The era of mini-PCs is coming. Computers continue to get smaller, lighter and thinner and according to the stuff shown in CES 2016, we can expect more pint-sized PCs the size of Hershey bars at home, schools and at the office. It’s about time, really. Desktops used to be bulky beige boxes with equally large CRT monitors that take up lots of space in homes and student dorms. Laptops cost a fortune back then, and thirty years ago, portability meant carrying a 23-pound Osborne 1 with a screen smaller than a 7-inch tablet. Guess humans were healthier in the 70s and 80s.
Space is at a premium nowadays as offices, especially call centers cram their employees in smaller and smaller cubicles as much as their screens and desk phones will allow. Homes, even small ones can’t resist getting 40-inch or larger TV sets so where to put that old desktop computer amidst the wi-fi router and gaming console becomes a question. The answer is ditch the desktop, get a small PC, conserve energy and use that HDTV to really spread those spreadsheets and have an eye-popping gaming and movie streaming experience.
There are a lot of these small PCs going around nowadays, a trend made popular by the Raspberry Pi, a 35-dollar barebones computer the size of a small phone and as powerful as the average computer 10 years ago; in case you didn’t know. Several mini-PCs went on exhibit and were announced at the Consumer Electronics Show (CES 2016) in Nevada. Here are some of them:
The Intel Compute Stick – has been around since April 2015 and is steadily gaining popularity. The size of a chocolate bar, this Intel Atom-powered, 2GB RAM, 32GB storage PC is as portable as a full-blown Windows 8.1 PC can get.

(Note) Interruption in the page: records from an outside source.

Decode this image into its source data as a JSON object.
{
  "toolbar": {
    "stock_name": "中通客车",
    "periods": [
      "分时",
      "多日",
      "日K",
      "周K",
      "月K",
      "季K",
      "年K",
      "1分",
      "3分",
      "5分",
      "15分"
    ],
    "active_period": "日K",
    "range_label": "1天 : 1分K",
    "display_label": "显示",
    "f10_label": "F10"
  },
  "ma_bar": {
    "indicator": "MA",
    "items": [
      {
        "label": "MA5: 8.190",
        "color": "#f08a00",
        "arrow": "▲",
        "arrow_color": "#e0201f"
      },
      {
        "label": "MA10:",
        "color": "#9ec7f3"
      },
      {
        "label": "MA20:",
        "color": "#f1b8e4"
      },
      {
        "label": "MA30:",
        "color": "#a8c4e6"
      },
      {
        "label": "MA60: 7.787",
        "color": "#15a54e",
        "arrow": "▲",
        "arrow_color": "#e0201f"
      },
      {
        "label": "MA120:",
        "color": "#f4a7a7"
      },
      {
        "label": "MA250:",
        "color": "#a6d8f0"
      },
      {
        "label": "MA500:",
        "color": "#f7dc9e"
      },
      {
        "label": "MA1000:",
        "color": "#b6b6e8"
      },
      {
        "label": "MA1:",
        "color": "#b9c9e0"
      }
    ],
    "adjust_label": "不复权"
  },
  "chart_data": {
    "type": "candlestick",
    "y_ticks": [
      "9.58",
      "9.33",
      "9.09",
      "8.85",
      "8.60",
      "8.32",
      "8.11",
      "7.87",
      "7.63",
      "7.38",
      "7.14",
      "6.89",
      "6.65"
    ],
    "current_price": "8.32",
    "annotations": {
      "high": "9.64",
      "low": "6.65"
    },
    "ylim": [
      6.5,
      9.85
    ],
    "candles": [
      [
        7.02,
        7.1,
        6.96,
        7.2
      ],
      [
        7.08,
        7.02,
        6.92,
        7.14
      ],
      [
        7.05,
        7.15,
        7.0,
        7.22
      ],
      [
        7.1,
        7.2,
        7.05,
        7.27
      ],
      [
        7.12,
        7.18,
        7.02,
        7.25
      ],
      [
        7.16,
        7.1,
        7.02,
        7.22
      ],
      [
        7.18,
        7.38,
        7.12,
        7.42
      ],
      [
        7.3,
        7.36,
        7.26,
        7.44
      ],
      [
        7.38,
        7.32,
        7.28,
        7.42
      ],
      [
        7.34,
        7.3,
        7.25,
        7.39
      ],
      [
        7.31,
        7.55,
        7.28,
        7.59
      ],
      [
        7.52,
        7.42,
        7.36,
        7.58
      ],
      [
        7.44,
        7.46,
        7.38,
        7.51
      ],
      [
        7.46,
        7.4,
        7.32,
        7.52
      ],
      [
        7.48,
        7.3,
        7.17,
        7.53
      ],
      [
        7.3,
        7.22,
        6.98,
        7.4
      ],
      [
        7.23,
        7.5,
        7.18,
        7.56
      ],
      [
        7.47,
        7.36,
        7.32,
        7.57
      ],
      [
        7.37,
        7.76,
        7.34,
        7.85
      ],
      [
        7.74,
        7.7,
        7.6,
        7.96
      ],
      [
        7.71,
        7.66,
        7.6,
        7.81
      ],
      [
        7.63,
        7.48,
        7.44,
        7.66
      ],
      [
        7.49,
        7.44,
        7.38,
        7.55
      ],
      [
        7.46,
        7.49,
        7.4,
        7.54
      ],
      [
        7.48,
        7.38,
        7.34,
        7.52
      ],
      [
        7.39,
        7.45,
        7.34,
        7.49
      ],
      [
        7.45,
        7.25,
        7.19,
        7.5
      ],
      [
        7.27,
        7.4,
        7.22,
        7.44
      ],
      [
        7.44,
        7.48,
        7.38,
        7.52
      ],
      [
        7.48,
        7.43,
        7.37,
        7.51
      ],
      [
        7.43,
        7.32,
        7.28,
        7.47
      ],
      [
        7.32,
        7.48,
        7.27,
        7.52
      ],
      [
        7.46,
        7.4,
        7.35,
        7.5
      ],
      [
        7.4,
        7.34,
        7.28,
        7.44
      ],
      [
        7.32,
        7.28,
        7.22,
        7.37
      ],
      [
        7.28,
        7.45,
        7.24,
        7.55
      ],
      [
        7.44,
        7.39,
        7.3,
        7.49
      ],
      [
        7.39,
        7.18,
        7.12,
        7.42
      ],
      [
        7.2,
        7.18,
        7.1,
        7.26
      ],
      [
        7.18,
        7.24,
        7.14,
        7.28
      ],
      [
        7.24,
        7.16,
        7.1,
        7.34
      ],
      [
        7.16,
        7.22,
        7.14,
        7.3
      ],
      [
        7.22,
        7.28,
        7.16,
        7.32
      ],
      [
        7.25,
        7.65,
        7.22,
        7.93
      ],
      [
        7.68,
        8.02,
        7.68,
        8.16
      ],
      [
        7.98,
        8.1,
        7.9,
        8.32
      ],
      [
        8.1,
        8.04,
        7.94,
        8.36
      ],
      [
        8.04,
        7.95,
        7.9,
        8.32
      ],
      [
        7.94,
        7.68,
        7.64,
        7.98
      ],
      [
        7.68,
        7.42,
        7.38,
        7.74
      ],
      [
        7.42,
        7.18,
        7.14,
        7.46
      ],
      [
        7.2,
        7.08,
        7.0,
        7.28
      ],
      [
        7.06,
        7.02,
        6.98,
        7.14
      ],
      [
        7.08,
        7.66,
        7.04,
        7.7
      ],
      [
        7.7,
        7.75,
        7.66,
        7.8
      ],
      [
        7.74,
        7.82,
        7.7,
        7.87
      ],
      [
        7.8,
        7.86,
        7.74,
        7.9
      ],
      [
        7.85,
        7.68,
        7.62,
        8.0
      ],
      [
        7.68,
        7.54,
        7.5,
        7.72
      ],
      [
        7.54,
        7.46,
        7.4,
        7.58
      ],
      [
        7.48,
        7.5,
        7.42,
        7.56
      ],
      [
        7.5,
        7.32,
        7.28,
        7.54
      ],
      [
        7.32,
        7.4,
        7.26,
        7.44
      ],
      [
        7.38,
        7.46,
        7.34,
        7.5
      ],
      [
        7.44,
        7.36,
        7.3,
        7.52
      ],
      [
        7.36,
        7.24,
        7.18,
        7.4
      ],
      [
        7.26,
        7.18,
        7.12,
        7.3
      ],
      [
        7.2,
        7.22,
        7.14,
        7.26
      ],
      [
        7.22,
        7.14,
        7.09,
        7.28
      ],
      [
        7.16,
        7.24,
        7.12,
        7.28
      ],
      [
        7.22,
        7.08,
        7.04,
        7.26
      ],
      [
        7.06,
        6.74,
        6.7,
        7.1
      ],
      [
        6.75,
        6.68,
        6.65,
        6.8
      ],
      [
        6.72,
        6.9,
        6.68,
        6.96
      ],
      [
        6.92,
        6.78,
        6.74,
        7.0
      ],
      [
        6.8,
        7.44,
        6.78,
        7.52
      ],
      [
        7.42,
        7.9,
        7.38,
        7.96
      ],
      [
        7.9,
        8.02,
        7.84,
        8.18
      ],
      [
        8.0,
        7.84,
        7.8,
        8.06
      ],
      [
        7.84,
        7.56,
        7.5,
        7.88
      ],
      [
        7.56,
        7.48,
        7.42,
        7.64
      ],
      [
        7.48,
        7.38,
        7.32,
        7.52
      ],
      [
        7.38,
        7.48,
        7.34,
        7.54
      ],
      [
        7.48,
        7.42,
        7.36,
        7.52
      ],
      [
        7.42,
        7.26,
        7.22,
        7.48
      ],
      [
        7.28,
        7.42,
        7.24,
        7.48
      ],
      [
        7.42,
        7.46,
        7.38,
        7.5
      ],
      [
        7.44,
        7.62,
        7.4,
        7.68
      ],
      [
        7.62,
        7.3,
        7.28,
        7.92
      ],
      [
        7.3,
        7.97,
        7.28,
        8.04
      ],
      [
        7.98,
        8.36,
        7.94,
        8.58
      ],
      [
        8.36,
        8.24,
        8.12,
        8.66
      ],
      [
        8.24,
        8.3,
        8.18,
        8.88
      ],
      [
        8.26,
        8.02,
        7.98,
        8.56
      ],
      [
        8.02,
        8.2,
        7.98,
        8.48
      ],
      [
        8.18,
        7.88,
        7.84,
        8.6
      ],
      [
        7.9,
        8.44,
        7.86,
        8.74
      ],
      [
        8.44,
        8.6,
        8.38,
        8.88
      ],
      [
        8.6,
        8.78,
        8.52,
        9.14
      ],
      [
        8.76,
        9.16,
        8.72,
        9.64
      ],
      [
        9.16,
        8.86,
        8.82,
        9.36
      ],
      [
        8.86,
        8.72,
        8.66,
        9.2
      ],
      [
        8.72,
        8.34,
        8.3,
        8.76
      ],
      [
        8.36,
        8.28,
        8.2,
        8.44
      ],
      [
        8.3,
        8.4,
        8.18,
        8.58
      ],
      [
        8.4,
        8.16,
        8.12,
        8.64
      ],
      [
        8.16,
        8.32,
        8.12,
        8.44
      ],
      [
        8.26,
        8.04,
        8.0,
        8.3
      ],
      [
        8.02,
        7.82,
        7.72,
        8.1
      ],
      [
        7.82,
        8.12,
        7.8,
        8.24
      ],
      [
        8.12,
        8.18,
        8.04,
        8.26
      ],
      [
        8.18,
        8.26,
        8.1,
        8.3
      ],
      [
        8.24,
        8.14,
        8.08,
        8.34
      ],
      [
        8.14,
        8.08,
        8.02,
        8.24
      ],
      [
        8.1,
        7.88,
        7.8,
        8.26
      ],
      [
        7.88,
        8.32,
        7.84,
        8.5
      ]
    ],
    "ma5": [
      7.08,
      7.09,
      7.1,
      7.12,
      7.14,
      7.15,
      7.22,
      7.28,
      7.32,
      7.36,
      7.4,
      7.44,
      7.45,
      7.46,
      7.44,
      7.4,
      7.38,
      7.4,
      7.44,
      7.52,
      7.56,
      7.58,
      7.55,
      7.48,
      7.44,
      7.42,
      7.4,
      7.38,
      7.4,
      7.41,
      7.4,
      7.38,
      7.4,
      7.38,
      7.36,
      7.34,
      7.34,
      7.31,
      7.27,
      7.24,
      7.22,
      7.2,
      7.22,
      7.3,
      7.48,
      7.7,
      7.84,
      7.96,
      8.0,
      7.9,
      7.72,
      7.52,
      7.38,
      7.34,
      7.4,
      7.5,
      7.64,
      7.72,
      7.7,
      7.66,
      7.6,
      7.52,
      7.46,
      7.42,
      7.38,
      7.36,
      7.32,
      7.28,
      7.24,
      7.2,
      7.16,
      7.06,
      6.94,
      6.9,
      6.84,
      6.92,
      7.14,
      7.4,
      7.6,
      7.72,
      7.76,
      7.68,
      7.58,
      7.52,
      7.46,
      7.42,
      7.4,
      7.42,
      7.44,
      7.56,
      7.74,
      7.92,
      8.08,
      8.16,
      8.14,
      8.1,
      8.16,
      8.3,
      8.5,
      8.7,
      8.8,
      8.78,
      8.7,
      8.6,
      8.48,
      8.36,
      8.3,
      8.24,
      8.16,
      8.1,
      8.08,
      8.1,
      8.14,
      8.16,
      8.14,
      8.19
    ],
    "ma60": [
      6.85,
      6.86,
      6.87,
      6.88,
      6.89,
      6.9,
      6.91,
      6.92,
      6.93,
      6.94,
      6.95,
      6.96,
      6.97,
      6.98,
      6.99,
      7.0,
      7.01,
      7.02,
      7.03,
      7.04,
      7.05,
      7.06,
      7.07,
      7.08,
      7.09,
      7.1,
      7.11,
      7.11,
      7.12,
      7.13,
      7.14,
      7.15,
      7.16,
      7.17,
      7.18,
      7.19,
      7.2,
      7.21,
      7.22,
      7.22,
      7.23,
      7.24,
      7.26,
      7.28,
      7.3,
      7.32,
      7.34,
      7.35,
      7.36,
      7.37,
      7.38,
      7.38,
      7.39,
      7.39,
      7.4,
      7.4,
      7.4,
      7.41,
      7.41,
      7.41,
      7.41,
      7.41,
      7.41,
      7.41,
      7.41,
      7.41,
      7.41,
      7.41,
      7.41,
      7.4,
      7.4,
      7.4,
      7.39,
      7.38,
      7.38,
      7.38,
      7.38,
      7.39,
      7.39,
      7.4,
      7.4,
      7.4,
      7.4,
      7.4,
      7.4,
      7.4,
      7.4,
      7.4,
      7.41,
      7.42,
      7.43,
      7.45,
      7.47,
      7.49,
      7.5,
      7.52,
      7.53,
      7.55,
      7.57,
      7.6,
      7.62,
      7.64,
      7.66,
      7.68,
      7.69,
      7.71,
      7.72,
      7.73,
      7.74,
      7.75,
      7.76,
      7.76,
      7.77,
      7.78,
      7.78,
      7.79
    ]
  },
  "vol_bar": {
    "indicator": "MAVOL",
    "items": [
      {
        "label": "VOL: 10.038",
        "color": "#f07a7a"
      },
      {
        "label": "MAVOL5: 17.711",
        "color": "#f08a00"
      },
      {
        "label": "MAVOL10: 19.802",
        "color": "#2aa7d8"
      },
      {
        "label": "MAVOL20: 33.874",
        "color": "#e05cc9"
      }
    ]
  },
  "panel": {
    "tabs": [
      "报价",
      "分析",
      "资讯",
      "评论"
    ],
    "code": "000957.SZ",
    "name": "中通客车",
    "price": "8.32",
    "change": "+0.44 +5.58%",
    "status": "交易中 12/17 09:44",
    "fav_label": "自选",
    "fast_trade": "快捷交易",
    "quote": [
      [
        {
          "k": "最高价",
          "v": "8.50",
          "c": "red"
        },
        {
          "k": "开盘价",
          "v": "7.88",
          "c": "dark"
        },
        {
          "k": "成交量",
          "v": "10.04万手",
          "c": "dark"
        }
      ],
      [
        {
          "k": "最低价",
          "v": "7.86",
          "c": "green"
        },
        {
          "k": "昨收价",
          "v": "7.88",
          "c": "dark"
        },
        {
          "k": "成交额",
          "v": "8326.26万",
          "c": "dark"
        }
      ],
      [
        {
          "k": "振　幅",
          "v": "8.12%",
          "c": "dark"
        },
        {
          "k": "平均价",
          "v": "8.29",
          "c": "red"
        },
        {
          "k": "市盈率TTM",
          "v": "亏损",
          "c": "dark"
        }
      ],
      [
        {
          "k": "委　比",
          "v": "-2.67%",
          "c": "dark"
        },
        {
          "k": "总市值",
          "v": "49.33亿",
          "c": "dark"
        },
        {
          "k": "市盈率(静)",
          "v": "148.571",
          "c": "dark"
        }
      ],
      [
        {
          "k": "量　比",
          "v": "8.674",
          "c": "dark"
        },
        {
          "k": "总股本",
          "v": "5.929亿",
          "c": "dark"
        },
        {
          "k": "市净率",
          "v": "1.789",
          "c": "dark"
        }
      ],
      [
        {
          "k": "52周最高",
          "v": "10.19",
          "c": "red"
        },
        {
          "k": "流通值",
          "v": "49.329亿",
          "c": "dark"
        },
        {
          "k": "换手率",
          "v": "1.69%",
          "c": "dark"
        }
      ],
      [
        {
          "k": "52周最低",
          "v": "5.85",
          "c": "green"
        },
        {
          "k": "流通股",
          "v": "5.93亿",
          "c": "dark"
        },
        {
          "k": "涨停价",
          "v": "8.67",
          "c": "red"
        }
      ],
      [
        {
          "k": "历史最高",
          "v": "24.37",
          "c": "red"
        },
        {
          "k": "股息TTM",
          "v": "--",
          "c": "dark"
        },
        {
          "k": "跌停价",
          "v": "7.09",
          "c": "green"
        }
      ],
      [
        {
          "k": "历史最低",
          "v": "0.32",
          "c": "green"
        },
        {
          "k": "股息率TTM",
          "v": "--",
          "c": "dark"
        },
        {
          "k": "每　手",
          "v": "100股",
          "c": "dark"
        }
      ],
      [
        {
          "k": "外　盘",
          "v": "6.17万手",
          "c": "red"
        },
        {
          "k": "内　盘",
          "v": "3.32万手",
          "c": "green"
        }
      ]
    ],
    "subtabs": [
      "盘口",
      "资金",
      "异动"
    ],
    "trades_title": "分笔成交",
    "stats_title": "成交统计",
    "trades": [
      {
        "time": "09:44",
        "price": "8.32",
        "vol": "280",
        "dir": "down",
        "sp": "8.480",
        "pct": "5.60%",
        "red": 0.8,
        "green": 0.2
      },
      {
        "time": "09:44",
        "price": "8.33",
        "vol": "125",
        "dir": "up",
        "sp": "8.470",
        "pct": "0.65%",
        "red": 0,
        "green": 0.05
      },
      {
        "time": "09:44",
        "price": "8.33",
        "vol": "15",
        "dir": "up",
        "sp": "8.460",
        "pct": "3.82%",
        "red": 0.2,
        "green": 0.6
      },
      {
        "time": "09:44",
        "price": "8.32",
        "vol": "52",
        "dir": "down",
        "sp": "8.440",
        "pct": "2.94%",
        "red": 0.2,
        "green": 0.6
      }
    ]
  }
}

At the CES 2016 event, Intel announced compute sticks that use more powerful Skylake Core M processors and is poised to introduce the compute stick to the enterprise using Core m5, twice the RAM and no OS.
The Intel NUC (Next Unit of Computing) – is a desktop computer with a very small footprint. Again, it’s nothing new as it’s been around for years targeted at people who want to conserve desktop space and want added portability. Now Intel is amping up their next generation of NUCs to target gamers and the enterprise. This new generation called Skull Canyon will benefit from a new Skylake CPU, and their new Iris Pro integrated GPU and a Thunderbolt 3 port for external graphics or storage.
Endless Mini – is unique among the many low-cost tiny computers shown at CES not only in shape but in price and function. The Endless Mini from Endless Computers has an attractive spherical form factor which houses an AMLogic quad-core ARM Cortex A5, a 1.50GHz Mali-450 GPU, and either a 24GB solid-state drive and 1GB of RAM for 79 dollars or a 32GB SSD and 2GB of RAM for 99 dollars. Instead of Windows, the Endless Mini runs its own fork of Linux. Though it can easily connect to the internet via an Ethernet port, the device is meant for people of developing nations with no access to the internet. The device has 100 useful apps preloaded as well as most-accessed content from Wikipedia and Khan Academy for the benefit of those offline.
Zotac Mini PC – is a rustic-looking mini-PC, which distinguishes itself from everything else by having six DisplayPorts meaning that it can support up to six displays at the same time. The ZBOX MA761 also has three USB 3.0 ports, a gigabit Ethernet port an antenna connector for its integrated 802.11ac WiFi and a large copper heatsink to cool down its internals composed of an Intel Core i3 Skylake processor, AMD Radeon R9 M365X. It can be a serious multitasker’s dream unit or function as an appliance store TV demo unit.
Kangaroo – by Infocus is another pocket-sized PC with one big difference. It has its own battery component. The Kangaroo is powered by a 1.4GHz Intel Atom X5-Z8500 processor, 2GB DDR3 RAM and 32GB of SSD storage plus a Micro-SD slot. It also supports dual-band WiFi 802.11a/c and Bluetooth 4.0. The device even has a fingerprint reader, which is handy for login security as it’s preloaded with Windows 10. The battery can last up to 4 hours general usage and all for the price of 99 dollars.
Brix Mini-PC – is a direct competitor to Intel’s NUCs from Gigabyte. The Brix systems can also carry Skylake chips and can support up to core i7. The BRIX is a versatile system where users can stuff up to 32 GB or RAM, a standard plate hard drive or an SSD and sports several USB 3.0 type A ports though some models will come with type C. All models come with a DisplayPort, HDMI, Gigabit Ethernet port, Wi-Fi connectivity housed in an attractive aluminum case.
So unless you are a hardcore graphics, video editor or gamer, consider saving some desk space by switching to these tiny PCs. They’re so portable that you can take them to and from work. Not discounting gamers and other power users, in due time, their units will shrink too. Some of this lineup happens to be as powerful as those types of units ten years ago. In fact, I’m using a Windows 8.1 HP Stream 7 tablet as I write this. Big feat on a small PC.